“Remote Controlled” Terrorism and its Implications for Counter-Terrorism Efforts
In 2009, Miles Kahler published Networked Politics: Agency, Power, and Governance. His work proved highly impactful in the fields of political science and international relations, as he defined the ways in which various non-state actors interact in the global political system to exercise influence and power. Of utmost interest for security scholars was his chapter on illicit networks, such as terrorist and organized crime groups, because it illustrated the ways in which these groups shift their structure and operations to elude law enforcement, intelligence agencies, and the state.
As an example, Kahler introduced the case of al-Qaeda, which was a tightly controlled, hierarchical organization prior to 2001. While the al-Qaeda brand consisted of several terrorist groups located across Asia and Africa, they mostly deferred to Osama bin Laden and what came to be known as al-Qaeda Central, or AQC, until the international community intervened in Afghanistan in an effort to destroy bin Laden’s command and control infrastructure in 2001.
Over time, the group’s structure became increasingly ‘flat,’ with regional groups operating under local commanders taking general guidance from the remnants of AQC, but prioritizing regional goals and activities over broad, international objectives. Eventually, bin Laden was killed in the now famous Abbottabad raid, which further impacted the hierarchy of the al-Qaeda brand. In many instances, “homegrown” violent extremists were called upon to hit the ‘far enemy’ (e.g., the United States, Canada, and Europe), while affiliates, such as Boko Haram, continued more organized local efforts against the ‘near enemy’ (e.g., so-called ‘un-Islamic’ regimes centred in Asia and Africa).
New Trend: “Remote Controlled” Terrorism
Until recently, the model developed by Kahler had more or less remained the same when considered across a variety of terrorist organizations and other illicit networks. Upon the strategic bombing campaign across Syria and Iraq, coupled with military training exercises and attempts at travel and financial constraints placed upon the Islamic State, the group’s leaders called on its followers abroad to stay home and conduct attacks there accordingly, instead of travelling abroad to join the Islamic State proper.

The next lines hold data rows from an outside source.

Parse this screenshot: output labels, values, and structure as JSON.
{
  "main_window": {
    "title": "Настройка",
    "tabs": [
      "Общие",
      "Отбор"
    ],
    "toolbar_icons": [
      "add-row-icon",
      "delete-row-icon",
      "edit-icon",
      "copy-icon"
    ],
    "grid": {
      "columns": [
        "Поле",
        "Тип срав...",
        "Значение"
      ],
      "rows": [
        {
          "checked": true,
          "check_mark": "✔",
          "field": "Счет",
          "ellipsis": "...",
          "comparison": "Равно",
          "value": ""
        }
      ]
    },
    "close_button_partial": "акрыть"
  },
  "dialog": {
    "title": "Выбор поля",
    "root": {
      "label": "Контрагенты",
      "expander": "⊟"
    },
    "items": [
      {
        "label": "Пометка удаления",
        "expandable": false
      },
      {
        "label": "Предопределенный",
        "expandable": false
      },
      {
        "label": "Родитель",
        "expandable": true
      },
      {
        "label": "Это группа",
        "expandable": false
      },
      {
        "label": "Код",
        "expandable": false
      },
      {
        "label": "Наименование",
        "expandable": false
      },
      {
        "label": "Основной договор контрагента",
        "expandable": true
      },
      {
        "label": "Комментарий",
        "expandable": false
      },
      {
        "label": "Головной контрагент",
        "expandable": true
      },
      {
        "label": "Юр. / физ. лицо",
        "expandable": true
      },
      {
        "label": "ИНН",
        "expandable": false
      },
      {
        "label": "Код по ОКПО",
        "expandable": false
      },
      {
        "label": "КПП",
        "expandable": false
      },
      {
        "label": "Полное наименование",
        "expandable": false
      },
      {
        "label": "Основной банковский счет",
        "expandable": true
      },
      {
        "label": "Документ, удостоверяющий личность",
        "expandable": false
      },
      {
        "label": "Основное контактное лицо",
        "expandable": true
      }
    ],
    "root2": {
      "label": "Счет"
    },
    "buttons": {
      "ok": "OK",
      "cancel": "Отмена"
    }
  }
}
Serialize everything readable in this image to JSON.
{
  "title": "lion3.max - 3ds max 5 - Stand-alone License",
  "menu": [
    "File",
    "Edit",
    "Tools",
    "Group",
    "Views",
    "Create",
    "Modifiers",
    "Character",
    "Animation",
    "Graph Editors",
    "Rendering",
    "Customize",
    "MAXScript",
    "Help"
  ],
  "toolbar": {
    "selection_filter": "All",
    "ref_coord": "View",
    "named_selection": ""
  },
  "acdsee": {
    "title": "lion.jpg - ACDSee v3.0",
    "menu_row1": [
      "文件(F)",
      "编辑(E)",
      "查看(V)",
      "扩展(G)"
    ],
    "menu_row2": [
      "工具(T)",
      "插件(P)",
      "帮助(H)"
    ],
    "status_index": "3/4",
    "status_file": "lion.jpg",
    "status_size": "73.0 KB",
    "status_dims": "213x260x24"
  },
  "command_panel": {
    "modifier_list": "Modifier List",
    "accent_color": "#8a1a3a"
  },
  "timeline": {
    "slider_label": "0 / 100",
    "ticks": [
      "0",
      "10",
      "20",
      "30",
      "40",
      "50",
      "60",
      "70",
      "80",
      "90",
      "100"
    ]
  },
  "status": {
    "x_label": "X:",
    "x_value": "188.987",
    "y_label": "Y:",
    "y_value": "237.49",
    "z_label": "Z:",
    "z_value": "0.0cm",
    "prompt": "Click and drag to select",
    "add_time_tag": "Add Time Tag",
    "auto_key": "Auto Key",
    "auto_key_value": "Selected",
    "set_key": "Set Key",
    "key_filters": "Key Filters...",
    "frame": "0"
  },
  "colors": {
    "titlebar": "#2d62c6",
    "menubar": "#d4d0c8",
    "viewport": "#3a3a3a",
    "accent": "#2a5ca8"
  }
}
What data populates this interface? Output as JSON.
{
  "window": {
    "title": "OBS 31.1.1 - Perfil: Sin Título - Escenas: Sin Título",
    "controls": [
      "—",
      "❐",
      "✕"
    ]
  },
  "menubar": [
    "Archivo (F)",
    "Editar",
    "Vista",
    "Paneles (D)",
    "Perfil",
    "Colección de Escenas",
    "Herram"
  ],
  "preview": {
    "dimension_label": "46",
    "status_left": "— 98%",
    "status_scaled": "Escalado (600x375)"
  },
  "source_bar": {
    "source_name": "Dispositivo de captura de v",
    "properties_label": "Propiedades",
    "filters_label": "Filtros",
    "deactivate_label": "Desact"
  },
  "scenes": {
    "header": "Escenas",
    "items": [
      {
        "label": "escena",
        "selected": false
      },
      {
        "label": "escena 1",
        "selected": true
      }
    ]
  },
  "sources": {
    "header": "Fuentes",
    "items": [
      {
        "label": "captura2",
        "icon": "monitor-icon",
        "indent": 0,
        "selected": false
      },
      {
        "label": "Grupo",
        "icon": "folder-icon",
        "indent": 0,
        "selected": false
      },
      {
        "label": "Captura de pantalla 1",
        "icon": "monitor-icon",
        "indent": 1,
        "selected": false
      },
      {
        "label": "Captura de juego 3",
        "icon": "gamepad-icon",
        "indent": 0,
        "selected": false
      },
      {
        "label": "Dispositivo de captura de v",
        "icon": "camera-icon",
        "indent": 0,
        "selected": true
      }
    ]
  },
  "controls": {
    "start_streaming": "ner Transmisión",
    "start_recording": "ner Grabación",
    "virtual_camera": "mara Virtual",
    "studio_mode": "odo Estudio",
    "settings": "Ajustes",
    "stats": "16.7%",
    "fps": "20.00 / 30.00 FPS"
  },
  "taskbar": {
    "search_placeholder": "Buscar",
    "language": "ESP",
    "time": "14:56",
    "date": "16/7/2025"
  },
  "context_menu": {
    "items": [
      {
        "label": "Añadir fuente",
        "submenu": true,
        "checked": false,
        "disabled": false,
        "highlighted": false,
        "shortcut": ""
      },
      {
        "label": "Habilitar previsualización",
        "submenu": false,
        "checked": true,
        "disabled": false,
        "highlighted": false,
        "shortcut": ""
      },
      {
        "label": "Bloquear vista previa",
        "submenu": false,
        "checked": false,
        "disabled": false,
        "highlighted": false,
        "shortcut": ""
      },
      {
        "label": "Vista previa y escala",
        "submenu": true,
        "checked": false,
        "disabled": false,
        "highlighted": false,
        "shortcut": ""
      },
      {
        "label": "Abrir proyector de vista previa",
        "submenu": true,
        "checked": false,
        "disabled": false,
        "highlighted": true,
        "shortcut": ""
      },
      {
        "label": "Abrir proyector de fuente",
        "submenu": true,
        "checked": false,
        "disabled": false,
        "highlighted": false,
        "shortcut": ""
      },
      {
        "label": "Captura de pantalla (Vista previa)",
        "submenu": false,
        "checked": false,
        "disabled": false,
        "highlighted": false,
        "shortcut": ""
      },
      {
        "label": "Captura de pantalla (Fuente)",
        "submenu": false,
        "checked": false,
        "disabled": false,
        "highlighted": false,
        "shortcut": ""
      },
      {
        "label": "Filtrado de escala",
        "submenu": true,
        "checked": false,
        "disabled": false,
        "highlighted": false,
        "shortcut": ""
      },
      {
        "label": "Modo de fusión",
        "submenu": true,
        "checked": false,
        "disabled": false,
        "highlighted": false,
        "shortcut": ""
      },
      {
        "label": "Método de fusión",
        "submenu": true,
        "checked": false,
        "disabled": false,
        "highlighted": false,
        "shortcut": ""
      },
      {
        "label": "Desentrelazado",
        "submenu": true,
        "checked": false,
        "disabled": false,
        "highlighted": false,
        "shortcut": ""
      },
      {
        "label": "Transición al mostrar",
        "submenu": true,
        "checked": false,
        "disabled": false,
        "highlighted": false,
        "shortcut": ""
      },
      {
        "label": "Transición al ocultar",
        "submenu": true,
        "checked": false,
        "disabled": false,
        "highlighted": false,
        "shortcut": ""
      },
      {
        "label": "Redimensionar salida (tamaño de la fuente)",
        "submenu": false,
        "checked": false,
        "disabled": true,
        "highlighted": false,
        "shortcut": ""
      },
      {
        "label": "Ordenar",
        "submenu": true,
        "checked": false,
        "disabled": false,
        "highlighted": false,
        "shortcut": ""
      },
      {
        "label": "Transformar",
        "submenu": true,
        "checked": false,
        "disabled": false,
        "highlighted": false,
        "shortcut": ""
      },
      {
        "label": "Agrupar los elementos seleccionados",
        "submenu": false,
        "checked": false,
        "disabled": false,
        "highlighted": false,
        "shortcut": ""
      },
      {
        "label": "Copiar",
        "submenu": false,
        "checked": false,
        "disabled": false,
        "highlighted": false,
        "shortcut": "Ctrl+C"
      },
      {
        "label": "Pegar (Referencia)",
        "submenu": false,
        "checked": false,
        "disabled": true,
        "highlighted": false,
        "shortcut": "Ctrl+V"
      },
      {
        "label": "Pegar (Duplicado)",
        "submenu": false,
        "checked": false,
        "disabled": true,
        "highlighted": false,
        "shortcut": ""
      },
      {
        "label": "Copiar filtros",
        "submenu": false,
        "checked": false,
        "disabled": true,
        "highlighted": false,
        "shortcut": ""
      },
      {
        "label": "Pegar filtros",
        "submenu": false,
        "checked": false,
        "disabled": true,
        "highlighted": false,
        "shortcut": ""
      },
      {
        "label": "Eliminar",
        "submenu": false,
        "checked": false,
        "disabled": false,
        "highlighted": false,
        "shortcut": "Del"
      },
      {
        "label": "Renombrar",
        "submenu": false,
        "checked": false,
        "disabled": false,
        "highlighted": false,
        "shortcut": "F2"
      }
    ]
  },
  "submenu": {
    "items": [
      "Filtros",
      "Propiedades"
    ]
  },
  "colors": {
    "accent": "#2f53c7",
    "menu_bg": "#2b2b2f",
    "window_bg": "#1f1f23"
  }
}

Yet, recent investigations have shown that there may not simply be two sides of the coin when it comes to the Islamic State’s structural and operational efforts. Unlike groups before, it would appear that Islamic State recruiters and leaders residing in Syria and Iraq are now directing attacks in the West, India, and East Asia via “homegrown” extremists. Called “remoted controlled” attacks rather than “directed” or “inspired,” which were the terms used to denote attacks plotted by an organized group or generally called for by the group’s leadership, these operations seem to be planned, equipped, and carried out via electronic means.
Using apps such as Telegram and Pidgin, ISIS proper members are able to guide recruits located abroad throughout their attack plotting phase. The homegrown extremists are generally still radicalized in the same fashion, by watching videos and discussing content with other extremists online, but are directed to establish cells and procure materiel, while being given religious guidance all the same in their country of origin. In some cases, it would seem that recruiters are even able to set up weapons purchases and establish targets remotely, using dead drops and the internet. Further, funds can be sent via wire payments to pay for materials, rather than for travel as was the case previously.
What Can Be Done?
Fortunately, there are some opportunities for counter-terrorism officials. For starters, it is prescient to note that the conductors of remote control attacks are mostly amateurs. There are numerous stories about these individuals botching their own attacks, in some cases even doing themselves more harm than those around them. It would seem as though many of these attackers require constant contact and guidance from their handlers in the Middle East, with many getting cold feet along the way. This lengthens the window of time in which law enforcement and intelligence personnel have to work to identify the extremist, observe their activities, and ultimately prevent their attacks.
Further, the ongoing and fairly robust contact between handler and recruit provides security personnel with an advantage in the wider counter-terrorism struggle. By effectively monitoring and analyzing a remote control attacker’s behaviour and connections, intelligence analysts are better equipped to track wider networks and find vulnerabilities in their operations. Effective counter-terrorism strategies might include interviews with would-be attackers, likely after a de-escalation strategy has been implemented, to reveal contacts, phone numbers, online identifications, and instructions given by the recruiter to advance counter-terrorism policies worldwide. The information might lead to other prevented attacks, and further constraints placed upon the central terrorist organization.
While the remote controlled tactic now implemented by groups such as the Islamic State presents a new type of threat, there are likely many advantages which can be gained due to this phenomenon moving ahead. Compared to lone wolf extremism, there are actually many more opportunities for counter-terrorism agencies than previously thought. What is required now is an effective analysis of the new terrorism paradigm, and discussion surrounding the most productive ways to combat this new trend. Remote controlled terrorism may seem shocking at first, but the very nature of its organization makes it vulnerable in the end.